Class XI Chapter 2
Units and Measurements
Our measurements usually look like these:
mass 2 kg
length 5 metre
time 10 seconds
Each measurement contains a numerical value (number) and a unit.
Q: What is a unit?
Answer: A unit is an internationally accepted standard value for a quantity (like mass, length, time etc).
In physics, we have hundreds of different quantities like mass, length, time, speed, momentum, energy etc. Each quantity has its own unit.
Out of these hundreds of quantities, the scientists had decided to use only 7 quantities as 'Fundamental' quantities (or 'base' quantities).
These 7 quantities are Mass, Length, Time, Temperature, ‘Electric current’, ‘Luminous intensity’ and ‘Quantity of matter’. Their units are called 'base units'.
e.g. 'kilogram' (kg) is a base unit.
The other quantities are written in terms of these 7 base quantities. So, they are called 'Derived' quantities.
Their units are called 'derived units'.
e.g. Speed is a derived quantity whose unit is m/s (metre per second).
A complete set of base and derived units is called a 'System of Units'.
In earlier years, scientists of different countries used different system of units. Three such systems are CGS, FPS (or British system) and MKS.

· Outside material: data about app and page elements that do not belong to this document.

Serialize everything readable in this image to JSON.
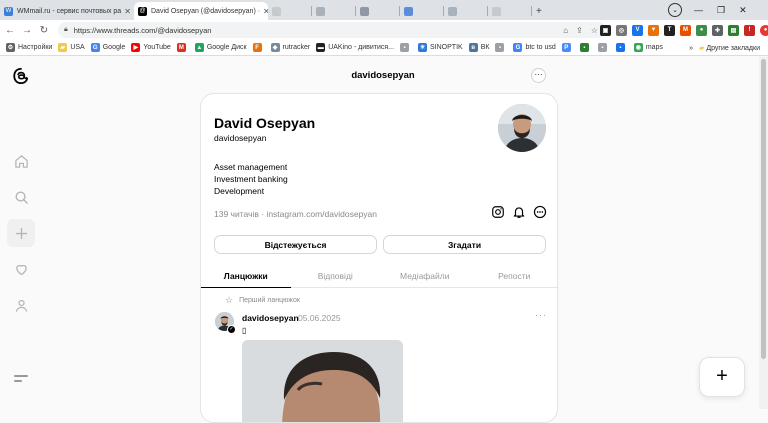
{
  "browser": {
    "tabs": [
      {
        "title": "WMmail.ru - сервис почтовых ра",
        "favicon_color": "#3b7dd8",
        "favicon_icon": "wmmail-icon",
        "active": false
      },
      {
        "title": "David Osepyan (@davidosepyan) ·",
        "favicon_color": "#000000",
        "favicon_icon": "threads-icon",
        "active": true
      },
      {
        "title": "",
        "favicon_color": "#9aa0a6",
        "favicon_icon": "page-icon",
        "active": false
      },
      {
        "title": "",
        "favicon_color": "#9aa0a6",
        "favicon_icon": "page-icon",
        "active": false
      },
      {
        "title": "",
        "favicon_color": "#9aa0a6",
        "favicon_icon": "page-icon",
        "active": false
      },
      {
        "title": "",
        "favicon_color": "#9aa0a6",
        "favicon_icon": "page-icon",
        "active": false
      },
      {
        "title": "",
        "favicon_color": "#9aa0a6",
        "favicon_icon": "page-icon",
        "active": false
      },
      {
        "title": "",
        "favicon_color": "#9aa0a6",
        "favicon_icon": "page-icon",
        "active": false
      }
    ],
    "new_tab": "+",
    "url": "https://www.threads.com/@davidosepyan",
    "bookmarks": [
      {
        "label": "Настройки",
        "icon": "gear-icon",
        "color": "#5f6368"
      },
      {
        "label": "USA",
        "icon": "folder-icon",
        "color": "#f2c94c"
      },
      {
        "label": "Google",
        "icon": "google-icon",
        "color": "#4285f4"
      },
      {
        "label": "YouTube",
        "icon": "youtube-icon",
        "color": "#ff0000"
      },
      {
        "label": "",
        "icon": "gmail-icon",
        "color": "#d93025"
      },
      {
        "label": "Google Диск",
        "icon": "drive-icon",
        "color": "#1fa463"
      },
      {
        "label": "",
        "icon": "fl-icon",
        "color": "#e8710a"
      },
      {
        "label": "rutracker",
        "icon": "rutracker-icon",
        "color": "#7b8a9a"
      },
      {
        "label": "UAKino - дивитися...",
        "icon": "uakino-icon",
        "color": "#222222"
      },
      {
        "label": "",
        "icon": "bookmark-icon",
        "color": "#9aa0a6"
      },
      {
        "label": "SINOPTIK",
        "icon": "sinoptik-icon",
        "color": "#2b7bd8"
      },
      {
        "label": "ВК",
        "icon": "vk-icon",
        "color": "#4c75a3"
      },
      {
        "label": "",
        "icon": "bookmark-icon",
        "color": "#9aa0a6"
      },
      {
        "label": "btc to usd",
        "icon": "google-icon",
        "color": "#4285f4"
      },
      {
        "label": "",
        "icon": "p-icon",
        "color": "#4c8bf5"
      },
      {
        "label": "",
        "icon": "bookmark-icon",
        "color": "#2e7d32"
      },
      {
        "label": "",
        "icon": "bookmark-icon",
        "color": "#9aa0a6"
      },
      {
        "label": "",
        "icon": "bookmark-icon",
        "color": "#1a73e8"
      },
      {
        "label": "maps",
        "icon": "maps-icon",
        "color": "#34a853"
      }
    ],
    "other_bookmarks": "Другие закладки",
    "more_bookmarks": "»"
  },
  "threads": {
    "page_title": "davidosepyan",
    "more_label": "···",
    "profile": {
      "display_name": "David Osepyan",
      "username": "davidosepyan",
      "bio": [
        "Asset management",
        "Investment banking",
        "Development"
      ],
      "followers": "139 читачів · instagram.com/davidosepyan"
    },
    "buttons": {
      "unfollow": "Відстежується",
      "mention": "Згадати"
    },
    "tabs": [
      "Ланцюжки",
      "Відповіді",
      "Медіафайли",
      "Репости"
    ],
    "active_tab": 0,
    "pinned_label": "Перший ланцюжок",
    "post": {
      "username": "davidosepyan",
      "date": "05.06.2025",
      "more": "···",
      "text": "▯"
    },
    "fab_label": "+"
  },
  "colors": {
    "brand_text": "#000000",
    "muted_text": "#8a8a8a",
    "background": "#fafafa"
  }
}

But now an internationally accepted system of units is used, which is called 'SI' system of units.
(to be continued ....... )